US4539284 *Apr 16, 1984Sep 3, 1985Xerox CorporationDeveloper compositions with infrared absorbing additives
US4557868 *Jun 26, 1984Dec 10, 1985Xerox CorporationProcess for preparing a phthalocyanine
US4771133 *Feb 26, 1987Sep 13, 1988Xerox CorporationPhthalocyanine treatment process
US5153313 *Jun 4, 1990Oct 6, 1992Xerox CorporationAdding phthalocyanine to solution of trifluoroacetic acid and monohaloalkane, adding titanyl phthalocyanine, precipitating with nonsolvent, recovering
US5166339 *Jun 4, 1990Nov 24, 1992Xerox CorporationProcesses for the preparation of titanium phthalocyanines
US5182382 *May 28, 1991Jan 26, 1993Xerox CorporationProcesses for the preparation of titaniumphthalocyanine type x
US5189155 *Apr 11, 1991Feb 23, 1993Xerox CorporationReacting titanium tetraalkoxide and diiminoisoindoline in presence of halonaphthalene solvent
US5189156 *Apr 1, 1991Feb 23, 1993Xerox CorporationReacting a titanium tetraalkoxide and diiminoisoindoline
US5206359 *Apr 11, 1991Apr 27, 1993Xerox CorporationReacting titanyl phthalocyanine with halobenzene
US5225551 *Oct 5, 1992Jul 6, 1993Xerox CorporationElectrography
US5288574 *Sep 14, 1992Feb 22, 1994Xerox CorporationPhthalocyanine imaging members and processes
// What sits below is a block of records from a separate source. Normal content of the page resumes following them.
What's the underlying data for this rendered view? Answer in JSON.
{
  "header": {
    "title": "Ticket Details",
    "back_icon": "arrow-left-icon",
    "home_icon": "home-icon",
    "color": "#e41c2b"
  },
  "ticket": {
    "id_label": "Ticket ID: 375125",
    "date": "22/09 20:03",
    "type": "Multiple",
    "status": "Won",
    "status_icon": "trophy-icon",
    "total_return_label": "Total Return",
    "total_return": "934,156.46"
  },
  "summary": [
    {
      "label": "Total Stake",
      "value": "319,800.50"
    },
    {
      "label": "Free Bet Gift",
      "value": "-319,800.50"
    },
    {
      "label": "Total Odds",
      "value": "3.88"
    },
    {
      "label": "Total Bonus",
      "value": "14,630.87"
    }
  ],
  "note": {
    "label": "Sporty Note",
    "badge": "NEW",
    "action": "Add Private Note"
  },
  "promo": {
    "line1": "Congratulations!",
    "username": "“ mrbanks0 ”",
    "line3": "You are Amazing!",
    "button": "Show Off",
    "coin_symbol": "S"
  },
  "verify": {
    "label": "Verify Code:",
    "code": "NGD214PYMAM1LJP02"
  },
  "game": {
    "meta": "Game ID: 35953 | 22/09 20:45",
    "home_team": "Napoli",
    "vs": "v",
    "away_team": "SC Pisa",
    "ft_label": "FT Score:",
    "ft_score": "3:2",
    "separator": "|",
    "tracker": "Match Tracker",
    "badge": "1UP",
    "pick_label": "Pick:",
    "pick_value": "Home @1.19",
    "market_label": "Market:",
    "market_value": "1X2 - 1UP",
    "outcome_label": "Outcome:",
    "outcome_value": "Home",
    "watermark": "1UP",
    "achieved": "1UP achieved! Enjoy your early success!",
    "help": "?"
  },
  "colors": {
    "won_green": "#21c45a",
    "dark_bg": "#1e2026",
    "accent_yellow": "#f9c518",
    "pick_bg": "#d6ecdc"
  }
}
US5330867 *Aug 24, 1992Jul 19, 1994Xerox CorporationLow temperature deposition; contacting with aliphatic alcohol; photosensitivity
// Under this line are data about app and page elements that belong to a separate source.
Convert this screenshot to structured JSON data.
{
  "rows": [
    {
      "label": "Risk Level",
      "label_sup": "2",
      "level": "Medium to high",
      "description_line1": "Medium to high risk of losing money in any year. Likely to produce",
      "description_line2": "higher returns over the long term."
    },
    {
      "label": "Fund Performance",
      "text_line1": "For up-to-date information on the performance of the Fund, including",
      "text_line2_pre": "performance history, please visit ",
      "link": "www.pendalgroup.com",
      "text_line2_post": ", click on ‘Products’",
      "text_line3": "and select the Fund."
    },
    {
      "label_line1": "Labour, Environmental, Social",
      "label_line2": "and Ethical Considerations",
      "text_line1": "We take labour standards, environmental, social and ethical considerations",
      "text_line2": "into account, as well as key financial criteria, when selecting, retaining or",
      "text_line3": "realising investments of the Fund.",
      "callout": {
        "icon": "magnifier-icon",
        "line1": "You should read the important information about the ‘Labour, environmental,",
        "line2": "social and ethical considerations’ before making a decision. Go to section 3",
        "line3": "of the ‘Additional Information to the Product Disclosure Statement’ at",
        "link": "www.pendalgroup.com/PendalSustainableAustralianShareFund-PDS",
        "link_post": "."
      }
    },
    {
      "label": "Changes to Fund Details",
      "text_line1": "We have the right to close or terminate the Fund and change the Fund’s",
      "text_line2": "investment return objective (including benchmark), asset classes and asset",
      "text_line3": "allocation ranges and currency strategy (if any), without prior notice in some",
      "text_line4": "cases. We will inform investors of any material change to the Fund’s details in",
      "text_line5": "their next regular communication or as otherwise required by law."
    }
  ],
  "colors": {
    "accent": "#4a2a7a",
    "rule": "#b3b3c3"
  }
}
US5334478 *Sep 14, 1992Aug 2, 1994Xerox CorporationOxytitanium phthalocyanine imaging members and processes thereof
US5531872 *Aug 11, 1994Jul 2, 1996Xerox CorporationCharge generating, charge transfer
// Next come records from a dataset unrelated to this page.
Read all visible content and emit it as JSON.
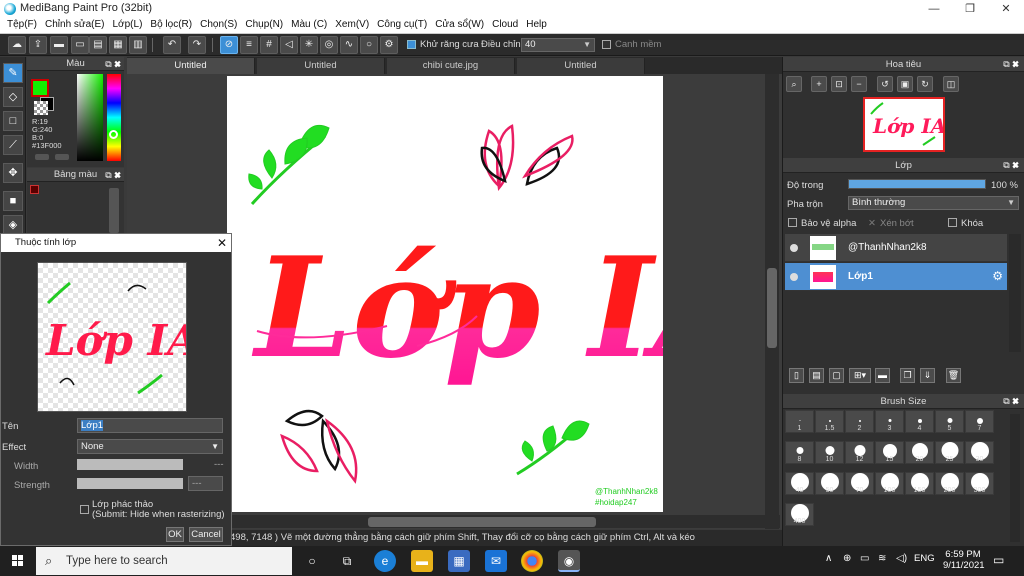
{
  "window": {
    "title": "MediBang Paint Pro (32bit)",
    "min": "—",
    "max": "❐",
    "close": "✕"
  },
  "menu": [
    "Tệp(F)",
    "Chỉnh sửa(E)",
    "Lớp(L)",
    "Bộ lọc(R)",
    "Chọn(S)",
    "Chụp(N)",
    "Màu (C)",
    "Xem(V)",
    "Công cụ(T)",
    "Cửa sổ(W)",
    "Cloud",
    "Help"
  ],
  "toolbar": {
    "antialias_label": "Khử răng cưa",
    "adjust_label": "Điều chỉnh",
    "adjust_value": "40",
    "smooth_label": "Canh mềm"
  },
  "color_panel": {
    "title": "Màu",
    "r": "R:19",
    "g": "G:240",
    "b": "B:0",
    "hex": "#13F000",
    "fg_color": "#13F000"
  },
  "palette_panel": {
    "title": "Bảng màu"
  },
  "tabs": [
    "Untitled",
    "Untitled",
    "chibi cute.jpg",
    "Untitled"
  ],
  "canvas": {
    "main_text": "Lớp IA",
    "credit_line1": "@ThanhNhan2k8",
    "credit_line2": "#hoidap247"
  },
  "status": {
    "coords": "498, 7148 )",
    "message": "Vẽ một đường thẳng bằng cách giữ phím Shift, Thay đổi cỡ cọ bằng cách giữ phím Ctrl, Alt và kéo"
  },
  "navigator": {
    "title": "Hoa tiêu"
  },
  "layer_panel": {
    "title": "Lớp",
    "opacity_label": "Độ trong",
    "opacity_value": "100 %",
    "opacity_fraction": 1.0,
    "blend_label": "Pha trộn",
    "blend_value": "Bình thường",
    "protect_alpha": "Bảo vệ alpha",
    "clipping": "Xén bớt",
    "lock": "Khóa",
    "layers": [
      {
        "name": "@ThanhNhan2k8",
        "selected": false
      },
      {
        "name": "Lớp1",
        "selected": true
      }
    ]
  },
  "brush_size": {
    "title": "Brush Size",
    "sizes": [
      "1",
      "1.5",
      "2",
      "3",
      "4",
      "5",
      "7",
      "8",
      "10",
      "12",
      "15",
      "20",
      "25",
      "30",
      "40",
      "50",
      "70",
      "100",
      "150",
      "200",
      "300",
      "400"
    ]
  },
  "dialog": {
    "title": "Thuộc tính lớp",
    "name_label": "Tên",
    "name_value": "Lớp1",
    "effect_label": "Effect",
    "effect_value": "None",
    "width_label": "Width",
    "width_value": "---",
    "strength_label": "Strength",
    "strength_value": "---",
    "draft_label": "Lớp phác thảo",
    "draft_sub": "(Submit: Hide when rasterizing)",
    "ok": "OK",
    "cancel": "Cancel"
  },
  "taskbar": {
    "search_placeholder": "Type here to search",
    "lang": "ENG",
    "time": "6:59 PM",
    "date": "9/11/2021"
  }
}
US5786121 *Feb 2, 1996Jul 28, 1998Syntec Gesellschaft fur Chemie und Technologie der Informationsaufzeichnu ng mbHProcess for producing electrophotographically active titanylphthalocyanine modifications
US6984479Apr 24, 2002Jan 10, 2006Fuji Electric Imaging Device Co., Ltd.Photosensitive layer contains a pigment that consists of crystallites of molecules having a titanylphthalocyanine structure; crystallite diameter is not smaller than 20 nm; primary particle diameter is not larger than than 500 nm
US7135261Aug 22, 2003Nov 14, 2006Fuji Electric Imaging Device Co., Ltd.Multi-layered organic electrophotographic photoconductor
US7662529Sep 13, 2006Feb 16, 2010Fuji Electric Device Technology Co., Ltd.Includes at least a charge generation layer containing a charge generation agent and a charge transport layer containing a charge transport agent, the two layers being sequentially laminated on a conductive substrate; generation of a ghost phenomenon caused by exposure is avoided; improved image quality
US8951702Jul 9, 2009Feb 10, 2015Fuji Electric Co., Ltd.Charge transport material that is an ethylene compound, electrophotographic photoreceptor containing the charge transport material, and process for producing the electrophotographic photoreceptor
DE2804669A1 *Feb 3, 1978Aug 10, 1978Ciba Geigy AgElektrophotographisches bilderzeugungs-verfahren
U.S. Classification430/37
International ClassificationG03G17/04, G03G17/00
Cooperative ClassificationG03G17/04
European ClassificationG03G17/04